¶4 This court is of the opinion that the matter of the divorce decree is defensive and must be asserted by the defendant rather than negatived by the plaintiff. It was firmly established by Murphy v. McElroy, 185 Okl. 388, 92 P.2d 369, that such property settlement agreements containing provision for the separate maintenance of the wife are valid and will be enforced in the absence of fraud or overreaching. Although an agreement between husband and wife may be only a stipulation to present to the court in a divorce proceeding, it is apparent that the contract in this case was to settle all property rights and was complete within itself whether or not a divorce was granted. Elliott v. Dunham, 191 Okl. 395, 130 P.2d 534. Of course, the court has the right to make a different disposition of the property where the contract appears to be unfair if it is requested to do so; Wheeler v. Wheeler, 167 Okl. 598, 32 P.2d 305, just as it may also incorporate their agreement into the decree thereby extinguishing or superseding the contract. But, such action by a court with respect to a valid obligation would logically require the defendant to come forward and show the facts by which his liability thereunder was extinguished. This situation is different from that in which the contract set forth a condition precedent to any liability. Here, the liability already existed. Even though the parties may have been divorced, such fact raises no presumption that the pre-existing valid property settlement was considered by the court or incorporated in its decree and extinguished or superseded. Indeed, many times they are not. Seyler v. Seyler, 190 Okl. 250, 122 P.2d 804; Allen v. Allen, 196 Okl. 36, 162 P.2d 193; Herd v. Bilby, 199 Okl. 437, 186 P.2d 833; Miller v. Miller, 10 Cir., 134 F.2d 583.
¶5 Although as yet undecided, we are confident that the Arizona court would agree with this conclusion. Goodwin v. Goodwin, 47 Ariz. 157, 54 P.2d 268; Gillespie v. Gillespie, 74 Ariz. 1, 242 P.2d 837; Glassford v. Glassford, 76 Ariz. 220, 262 P.2d 382. The case of Long v. Stratton, 50 Ariz. 427, 72 P.2d 939, relied on by the defendant, merely holds that the parties' property rights are determined by the divorce decree rather than the contract where the court undertakes to make a disposition of those rights in the decree. Here, there is no evidence that the court in the divorce action attempted to incorporate their property settlement in the decree or in any manner settled their property rights therein.
¶6 Judgment affirmed.
¶7 JOHNSON, C.J., WILLIAMS, V.C.J., and WELCH, CORN, HALLEY, BLACKBIRD and HUNT, JJ., concur.

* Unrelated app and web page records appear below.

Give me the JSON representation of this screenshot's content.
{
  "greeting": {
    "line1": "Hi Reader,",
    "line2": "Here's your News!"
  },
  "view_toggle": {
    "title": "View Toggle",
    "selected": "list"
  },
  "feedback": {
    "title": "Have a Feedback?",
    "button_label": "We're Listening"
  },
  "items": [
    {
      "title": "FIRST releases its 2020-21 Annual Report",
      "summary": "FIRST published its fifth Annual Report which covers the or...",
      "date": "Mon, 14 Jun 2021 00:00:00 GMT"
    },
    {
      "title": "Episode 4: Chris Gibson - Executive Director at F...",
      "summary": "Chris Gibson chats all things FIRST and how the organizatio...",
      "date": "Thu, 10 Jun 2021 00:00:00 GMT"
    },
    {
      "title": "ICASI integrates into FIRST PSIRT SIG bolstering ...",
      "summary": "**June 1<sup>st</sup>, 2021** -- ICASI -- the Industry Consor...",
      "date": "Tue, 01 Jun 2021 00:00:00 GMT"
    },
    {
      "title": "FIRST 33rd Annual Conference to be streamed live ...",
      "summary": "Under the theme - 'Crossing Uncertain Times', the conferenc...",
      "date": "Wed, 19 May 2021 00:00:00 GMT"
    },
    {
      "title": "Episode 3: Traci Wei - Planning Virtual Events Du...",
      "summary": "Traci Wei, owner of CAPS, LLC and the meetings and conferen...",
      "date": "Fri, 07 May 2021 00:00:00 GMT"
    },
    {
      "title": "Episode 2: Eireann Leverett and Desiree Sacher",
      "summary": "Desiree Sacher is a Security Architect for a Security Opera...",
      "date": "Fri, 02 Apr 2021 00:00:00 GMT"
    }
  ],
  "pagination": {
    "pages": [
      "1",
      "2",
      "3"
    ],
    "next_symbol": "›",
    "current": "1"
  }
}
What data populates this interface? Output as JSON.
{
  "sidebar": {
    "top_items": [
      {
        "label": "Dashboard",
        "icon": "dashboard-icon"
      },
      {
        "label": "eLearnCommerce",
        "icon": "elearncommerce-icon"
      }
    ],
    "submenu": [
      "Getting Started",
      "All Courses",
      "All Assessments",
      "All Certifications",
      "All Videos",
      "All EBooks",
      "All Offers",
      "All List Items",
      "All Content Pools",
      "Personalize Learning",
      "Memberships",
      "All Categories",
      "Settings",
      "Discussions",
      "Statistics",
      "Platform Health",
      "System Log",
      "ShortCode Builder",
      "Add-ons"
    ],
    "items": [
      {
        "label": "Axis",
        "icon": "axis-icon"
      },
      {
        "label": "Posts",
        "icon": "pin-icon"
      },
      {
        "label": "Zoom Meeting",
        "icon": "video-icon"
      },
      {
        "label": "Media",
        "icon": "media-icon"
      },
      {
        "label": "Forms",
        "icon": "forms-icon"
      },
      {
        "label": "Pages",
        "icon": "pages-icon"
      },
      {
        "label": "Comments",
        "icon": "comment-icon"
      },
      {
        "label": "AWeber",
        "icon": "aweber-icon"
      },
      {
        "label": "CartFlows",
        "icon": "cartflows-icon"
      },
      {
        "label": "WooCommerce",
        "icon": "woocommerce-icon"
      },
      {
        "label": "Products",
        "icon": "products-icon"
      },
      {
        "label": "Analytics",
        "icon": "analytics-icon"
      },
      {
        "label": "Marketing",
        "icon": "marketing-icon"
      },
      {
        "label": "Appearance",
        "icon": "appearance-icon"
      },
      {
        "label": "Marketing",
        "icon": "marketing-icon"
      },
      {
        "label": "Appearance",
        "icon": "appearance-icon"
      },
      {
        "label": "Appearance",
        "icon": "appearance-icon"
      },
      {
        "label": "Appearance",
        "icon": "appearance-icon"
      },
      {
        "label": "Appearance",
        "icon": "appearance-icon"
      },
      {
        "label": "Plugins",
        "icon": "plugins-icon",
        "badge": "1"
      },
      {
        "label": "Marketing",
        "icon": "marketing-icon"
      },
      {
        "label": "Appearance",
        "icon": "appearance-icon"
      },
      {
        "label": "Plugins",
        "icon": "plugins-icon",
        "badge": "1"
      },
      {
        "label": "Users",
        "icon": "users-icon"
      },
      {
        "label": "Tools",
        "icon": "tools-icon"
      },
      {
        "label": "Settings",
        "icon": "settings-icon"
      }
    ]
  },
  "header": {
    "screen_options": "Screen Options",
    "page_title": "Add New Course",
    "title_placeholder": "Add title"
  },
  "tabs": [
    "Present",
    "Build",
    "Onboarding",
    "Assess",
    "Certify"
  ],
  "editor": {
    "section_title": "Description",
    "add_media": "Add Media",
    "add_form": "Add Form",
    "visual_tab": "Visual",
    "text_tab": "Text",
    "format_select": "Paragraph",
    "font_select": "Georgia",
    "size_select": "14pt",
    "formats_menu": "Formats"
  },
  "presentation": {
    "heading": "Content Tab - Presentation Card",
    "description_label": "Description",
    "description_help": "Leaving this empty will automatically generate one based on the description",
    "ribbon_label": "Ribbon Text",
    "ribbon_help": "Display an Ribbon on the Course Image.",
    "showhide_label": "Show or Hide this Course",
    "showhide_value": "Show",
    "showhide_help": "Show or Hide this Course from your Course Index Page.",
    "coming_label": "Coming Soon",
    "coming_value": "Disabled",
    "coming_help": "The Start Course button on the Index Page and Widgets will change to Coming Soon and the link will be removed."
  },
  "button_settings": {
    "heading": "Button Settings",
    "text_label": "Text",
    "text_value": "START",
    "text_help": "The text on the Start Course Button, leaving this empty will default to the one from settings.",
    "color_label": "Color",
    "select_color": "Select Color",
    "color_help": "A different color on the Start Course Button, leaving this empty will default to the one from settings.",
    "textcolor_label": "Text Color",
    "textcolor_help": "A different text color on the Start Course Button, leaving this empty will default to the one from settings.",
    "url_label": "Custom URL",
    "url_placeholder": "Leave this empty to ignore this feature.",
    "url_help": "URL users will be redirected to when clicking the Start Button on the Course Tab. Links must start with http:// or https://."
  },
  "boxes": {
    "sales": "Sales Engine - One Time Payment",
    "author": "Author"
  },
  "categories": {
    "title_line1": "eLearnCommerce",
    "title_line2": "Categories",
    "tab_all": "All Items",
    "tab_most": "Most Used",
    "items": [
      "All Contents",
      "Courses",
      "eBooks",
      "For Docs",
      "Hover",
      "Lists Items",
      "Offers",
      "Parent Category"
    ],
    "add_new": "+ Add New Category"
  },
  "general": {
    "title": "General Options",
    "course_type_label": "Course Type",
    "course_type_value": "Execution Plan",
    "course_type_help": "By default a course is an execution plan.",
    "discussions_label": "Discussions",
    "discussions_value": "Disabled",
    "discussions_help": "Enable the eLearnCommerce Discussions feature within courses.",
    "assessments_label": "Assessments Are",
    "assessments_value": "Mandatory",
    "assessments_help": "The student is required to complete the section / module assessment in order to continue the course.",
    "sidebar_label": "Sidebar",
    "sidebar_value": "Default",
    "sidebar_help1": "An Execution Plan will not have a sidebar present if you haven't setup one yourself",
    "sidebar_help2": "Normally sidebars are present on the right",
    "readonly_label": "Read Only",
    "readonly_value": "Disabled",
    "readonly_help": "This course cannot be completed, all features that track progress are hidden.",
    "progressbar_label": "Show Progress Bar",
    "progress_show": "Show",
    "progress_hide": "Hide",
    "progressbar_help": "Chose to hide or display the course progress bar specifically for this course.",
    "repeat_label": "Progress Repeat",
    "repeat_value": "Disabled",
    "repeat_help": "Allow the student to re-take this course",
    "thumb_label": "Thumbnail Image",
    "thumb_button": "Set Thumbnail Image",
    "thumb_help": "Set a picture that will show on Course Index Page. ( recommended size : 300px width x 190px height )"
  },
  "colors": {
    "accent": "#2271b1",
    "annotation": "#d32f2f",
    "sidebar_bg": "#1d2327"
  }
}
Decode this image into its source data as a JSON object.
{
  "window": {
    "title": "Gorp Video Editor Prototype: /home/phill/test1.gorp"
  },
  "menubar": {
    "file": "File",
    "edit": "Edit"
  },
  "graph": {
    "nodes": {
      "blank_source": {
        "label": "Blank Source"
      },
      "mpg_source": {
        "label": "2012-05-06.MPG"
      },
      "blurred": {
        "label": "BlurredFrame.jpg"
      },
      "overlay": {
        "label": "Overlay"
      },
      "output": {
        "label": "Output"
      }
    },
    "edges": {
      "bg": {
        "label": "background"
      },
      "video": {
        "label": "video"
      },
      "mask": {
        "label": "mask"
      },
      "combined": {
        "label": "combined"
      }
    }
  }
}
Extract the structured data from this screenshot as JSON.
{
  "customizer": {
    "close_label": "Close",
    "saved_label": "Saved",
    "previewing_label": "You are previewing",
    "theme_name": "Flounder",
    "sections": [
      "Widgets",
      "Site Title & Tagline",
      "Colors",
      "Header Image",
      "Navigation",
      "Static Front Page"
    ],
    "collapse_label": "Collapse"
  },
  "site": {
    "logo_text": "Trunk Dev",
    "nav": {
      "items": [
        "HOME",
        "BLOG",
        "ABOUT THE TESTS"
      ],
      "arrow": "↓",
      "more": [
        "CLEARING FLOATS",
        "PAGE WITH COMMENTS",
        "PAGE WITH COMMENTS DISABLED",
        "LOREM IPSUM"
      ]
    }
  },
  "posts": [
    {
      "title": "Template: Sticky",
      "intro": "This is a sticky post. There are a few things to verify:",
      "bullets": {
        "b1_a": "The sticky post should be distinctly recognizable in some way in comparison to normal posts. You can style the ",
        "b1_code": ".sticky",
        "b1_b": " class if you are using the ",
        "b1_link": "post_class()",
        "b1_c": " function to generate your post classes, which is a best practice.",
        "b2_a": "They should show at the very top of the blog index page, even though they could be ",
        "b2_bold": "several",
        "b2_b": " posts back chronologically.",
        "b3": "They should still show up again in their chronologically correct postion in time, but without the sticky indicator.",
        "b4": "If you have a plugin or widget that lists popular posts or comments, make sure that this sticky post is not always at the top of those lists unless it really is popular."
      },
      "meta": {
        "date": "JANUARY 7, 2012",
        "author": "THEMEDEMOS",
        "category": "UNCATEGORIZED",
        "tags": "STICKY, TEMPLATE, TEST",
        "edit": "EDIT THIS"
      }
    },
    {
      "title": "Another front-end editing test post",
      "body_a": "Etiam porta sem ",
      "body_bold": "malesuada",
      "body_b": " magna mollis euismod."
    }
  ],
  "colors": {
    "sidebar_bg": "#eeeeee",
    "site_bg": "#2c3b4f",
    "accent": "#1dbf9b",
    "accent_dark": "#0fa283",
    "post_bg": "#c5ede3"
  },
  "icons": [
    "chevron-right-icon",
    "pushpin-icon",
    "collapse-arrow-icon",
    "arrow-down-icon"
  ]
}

¶8 The Court acknowledges the aid of the Supreme Court Commissioners in the preparation of this opinion. After a tentative opinion was written by Commissioner Nease and approved by Commissioners Crawford and Reed, the cause was assigned to a Justice of this Court. Thereafter, upon report and consideration in conference, the foregoing opinion was adopted by the Court.